Children Staying Active With Grandparents
08/26/2015 02:43PM ● Published by Hood Magazine
My 5-year-old daughter has her Grandma wrapped around her little finger. Those big blue eyes looking up and pleading Grandma to go down that waterslide just one more time (or two, three…you get the idea). Grandmas just can’t say no! There may have been a few sore muscles after that weekend of hiking up waterslide stairs, but that memory shared with her granddaughter will last a lifetime.

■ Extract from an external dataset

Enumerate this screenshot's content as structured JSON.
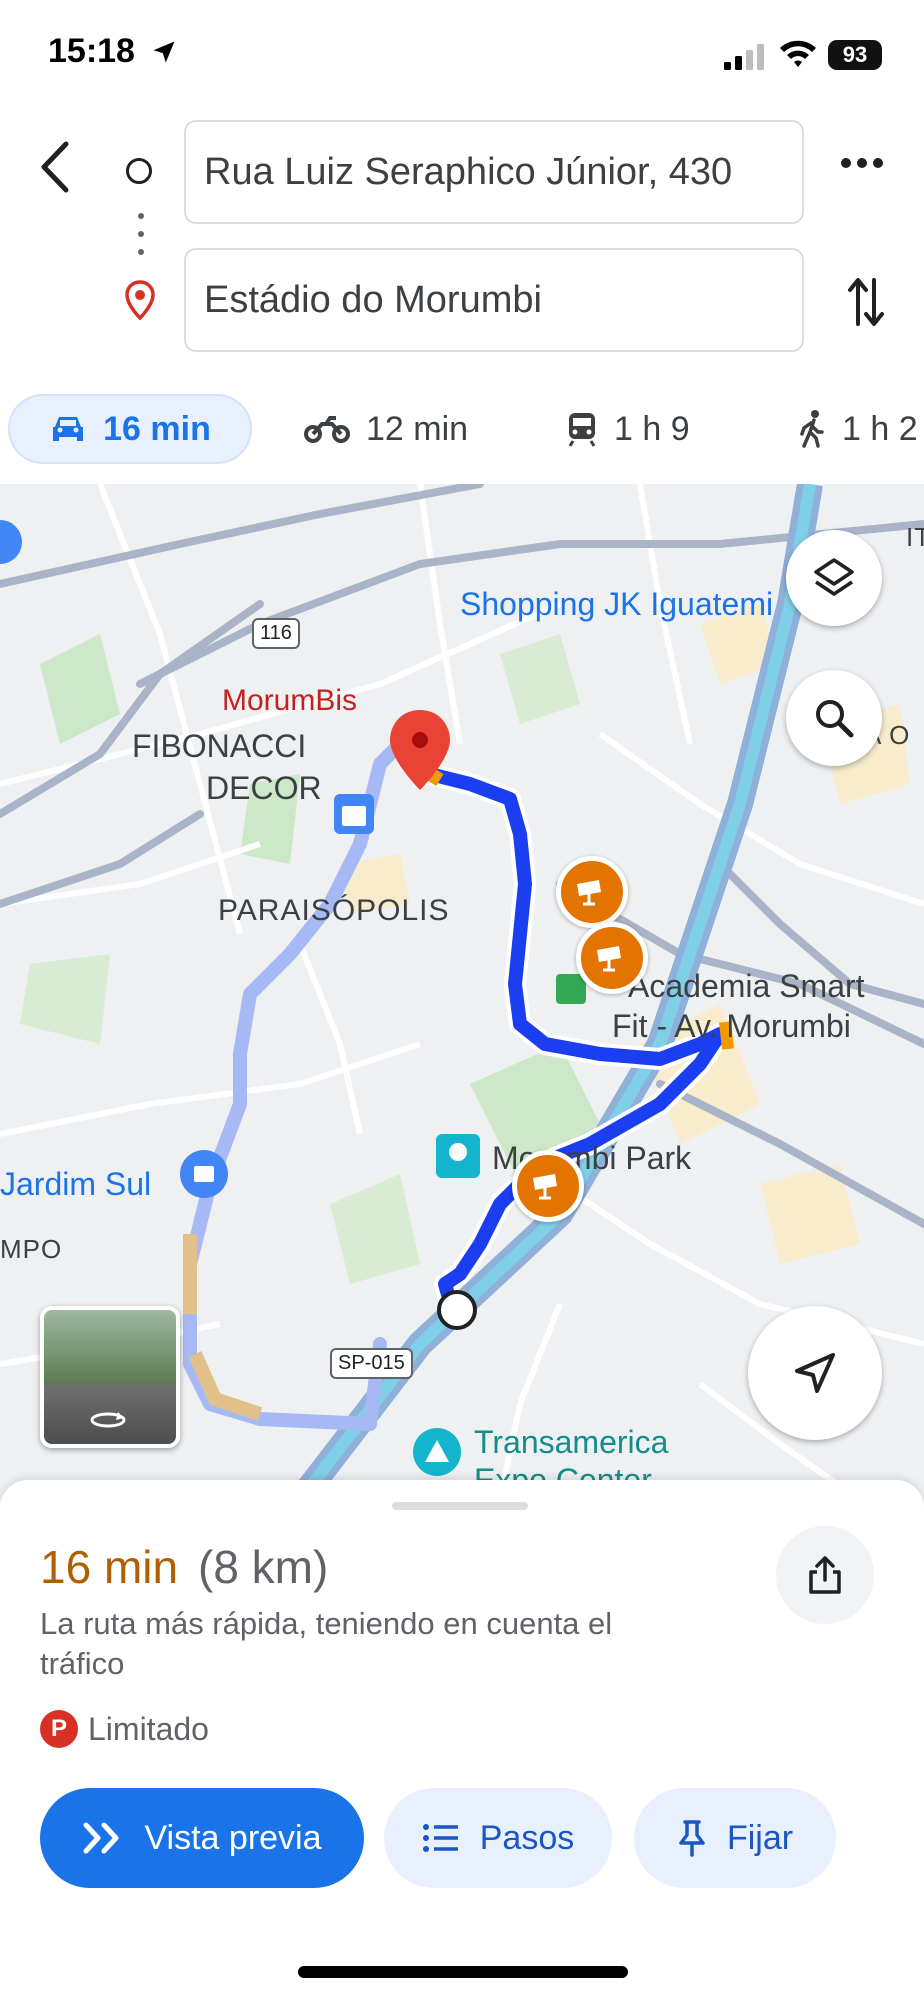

We want our children to learn the importance of fitness early on in their lives and try to incorporate a healthy balance of physical activities into their daily routine. It goes without saying that young children are naturally active creatures, so the real challenge lies in determining how to best funnel that energy into something positive and worthwhile. And as grandparents grow older, an active lifestyle is more important to their health than ever.
By encouraging grandparents to model healthy habits for our children while spending time together, we are helping both generations more than we know. The grandparent-grandchild bond is second in emotional importance only to the bond between parents and children, says Arthur Kornhaber, author of The Grandparent Guide and founder and president of the Foundation for Grandparenting. And an intergenerational analysis conducted by the Legacy Project finds that children need at least four to six involved, concerned adults to interact with them on a regular basis to fully develop socially and emotionally.
As we look to our parents and grandparents in encouraging time together with our own children, what does that ‘quality time’ look like? There are thousands of activities to keep kids moving while not draining all of Grandma’s energy afterwards!
Here are some simple fun ideas to hand over to Grandpa and Grandma:
- Explore. Take a walk, hike, or bike whenever possible to explore the neighborhood together. Take time to smell the flowers!
- Scavenger hunt. Make a list of things to find during an outdoor nature walk outside depending on the season.
- Dancing. Who better to teach them the Hokey Pokey, line dancing, or their favorite dances when they were young?
- Play Wii. If it’s a rainy day, break out the Wii. It has fun options to get all generations up and moving.
- Plan a vacation together. We recently returned from a vacation, which included four generations of my family. It was surprisingly easy to find activities we could all do together.
Prioritize intergenerational relationships for your kids while keeping Grandma and Grandpa on their toes. Everyone wins!